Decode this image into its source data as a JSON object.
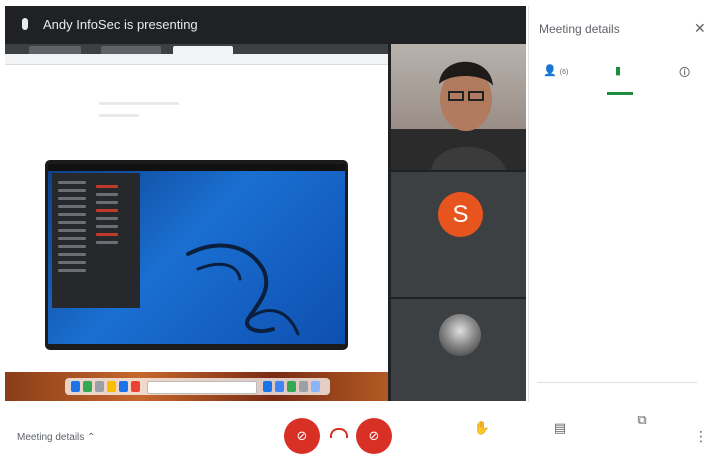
{
  "presenting_banner": "Andy InfoSec is presenting",
  "shared_browser": {
    "tabs": [
      "",
      "",
      ""
    ],
    "url": ""
  },
  "shared_dock": {
    "search_text": ""
  },
  "tiles": [
    {
      "name": "",
      "avatar_letter": ""
    },
    {
      "name": "",
      "avatar_letter": "S",
      "avatar_color": "#e8541e"
    },
    {
      "name": "",
      "avatar_letter": ""
    }
  ],
  "panel": {
    "title": "Meeting details",
    "close_icon": "close-icon",
    "tabs": [
      {
        "icon": "people-icon",
        "label": "(6)"
      },
      {
        "icon": "chat-icon",
        "label": ""
      },
      {
        "icon": "info-icon",
        "label": ""
      }
    ],
    "messages": [
      {
        "sender": "",
        "time": "",
        "text": "",
        "link": ""
      },
      {
        "sender": "",
        "time": "",
        "text": ""
      },
      {
        "sender": "",
        "time": "",
        "text": ""
      },
      {
        "sender": "",
        "time": "",
        "text": ""
      }
    ],
    "send_placeholder": ""
  },
  "bottom_bar": {
    "meeting_details": "Meeting details",
    "controls": [
      {
        "icon": "hand-icon",
        "label": ""
      },
      {
        "icon": "captions-icon",
        "label": ""
      },
      {
        "icon": "present-icon",
        "label": ""
      }
    ]
  },
  "colors": {
    "accent": "#1e8e3e",
    "danger": "#d93025",
    "dark": "#202124"
  }
}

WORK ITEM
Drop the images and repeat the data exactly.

EXPECTED ANSWER
Decode this image into its source data as a JSON object.
{
  "presenting_banner": "Andy InfoSec is presenting",
  "shared_browser": {
    "tabs": [
      "",
      "",
      ""
    ],
    "url": ""
  },
  "shared_dock": {
    "search_text": ""
  },
  "tiles": [
    {
      "name": "",
      "avatar_letter": ""
    },
    {
      "name": "",
      "avatar_letter": "S",
      "avatar_color": "#e8541e"
    },
    {
      "name": "",
      "avatar_letter": ""
    }
  ],
  "panel": {
    "title": "Meeting details",
    "close_icon": "close-icon",
    "tabs": [
      {
        "icon": "people-icon",
        "label": "(6)"
      },
      {
        "icon": "chat-icon",
        "label": ""
      },
      {
        "icon": "info-icon",
        "label": ""
      }
    ],
    "messages": [
      {
        "sender": "",
        "time": "",
        "text": "",
        "link": ""
      },
      {
        "sender": "",
        "time": "",
        "text": ""
      },
      {
        "sender": "",
        "time": "",
        "text": ""
      },
      {
        "sender": "",
        "time": "",
        "text": ""
      }
    ],
    "send_placeholder": ""
  },
  "bottom_bar": {
    "meeting_details": "Meeting details",
    "controls": [
      {
        "icon": "hand-icon",
        "label": ""
      },
      {
        "icon": "captions-icon",
        "label": ""
      },
      {
        "icon": "present-icon",
        "label": ""
      }
    ]
  },
  "colors": {
    "accent": "#1e8e3e",
    "danger": "#d93025",
    "dark": "#202124"
  }
}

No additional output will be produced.